“Is it just me, or do you ever feel like time just flies?” asks Krewella at the start of “Rewind,” their new song with fellow DJ duo Yellow Claw. On this track, Krewella – aka sisters Jahan and Yasmine Yousaf – get caught reminiscing about years and loves passed (“I’ve never been good at saying good-bye / so I’ mma let the memories get me by). The production of “Rewind” strengthens this retrospective point of view. It’s as if listeners are experiencing a soundtrack to Krewella’s memories. While there’s a little twinge of sadness over what was lost on the past, the song – through its production and vocals – conveys a bit of optimism for what’s next in the future.

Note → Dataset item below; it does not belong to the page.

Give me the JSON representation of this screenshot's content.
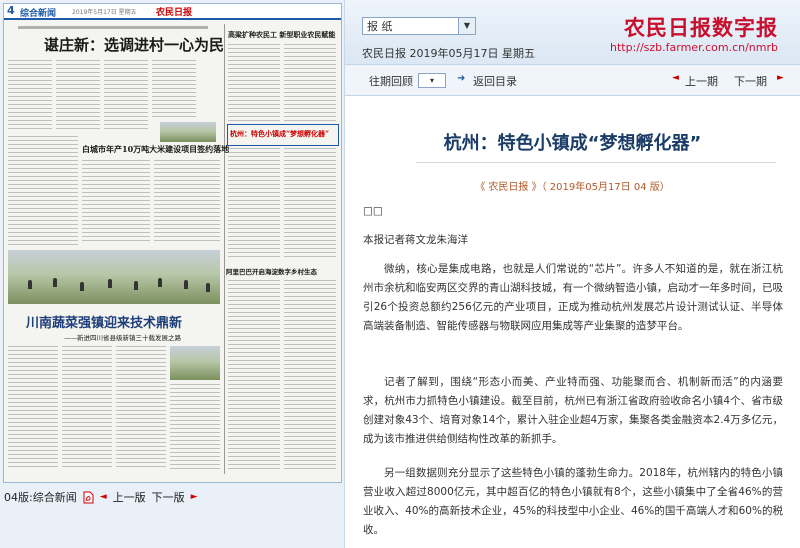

“We wrote ‘Rewind’ about the bittersweet feeling of losing yourself in memories,” Krewella tells HollywoodLife. “How moments and emotions seem to vanish in the blink of an eye, and suddenly it’s a month, a year, sometimes a decade later, and you feel like everything you’ve experienced is a fictional story. The ‘you’ from the past is a familiar stranger. You’re sad that it’s all gone, but happy that it led you to where you are right now. They say nostalgia is like a drug, likely because it’s so easy to get stuck in the past, but this song is about letting yourself slip into it knowingly and enjoy it with reckless abandon.”
This song is exceptionally poignant, considering Krewella’s history. At the start of the year, the sisters returned with zer0, their first album in seven years. Their dubstep-oriented debut, Get Wet, debuted at no. 8 on the Billboard 200 in 2013, and had successful appearances at virtually every major dance music festival. Their career was derailed in 2014 when they parted ways with a former bandmember (who then sued the sisters.) Six years after that, the sisters released their long-awaited follow-up.
“When zer0 came out, our dad texted us this inspiring message saying how every single moment is an opportunity to start again at zero,” Jahan told Spotify. “I think that’s such a good reminder. The phrase “zero o’clock” keeps coming into my head—the idea that this moment is all we have, and whenever we are holding onto the baggage of the past or anxious about the future, it’s because we’re not living in that sacred space of zero.”
“It’s scary to release a body of work you’ve been developing for so long,” added Yasmine. “But eventually you need to let go, and I’m so excited and refreshed by the fact that people can hear who we’ve evolved into, and where we’re going next because everything is a stepping-stone. I love that people are getting to know us better, little by little.”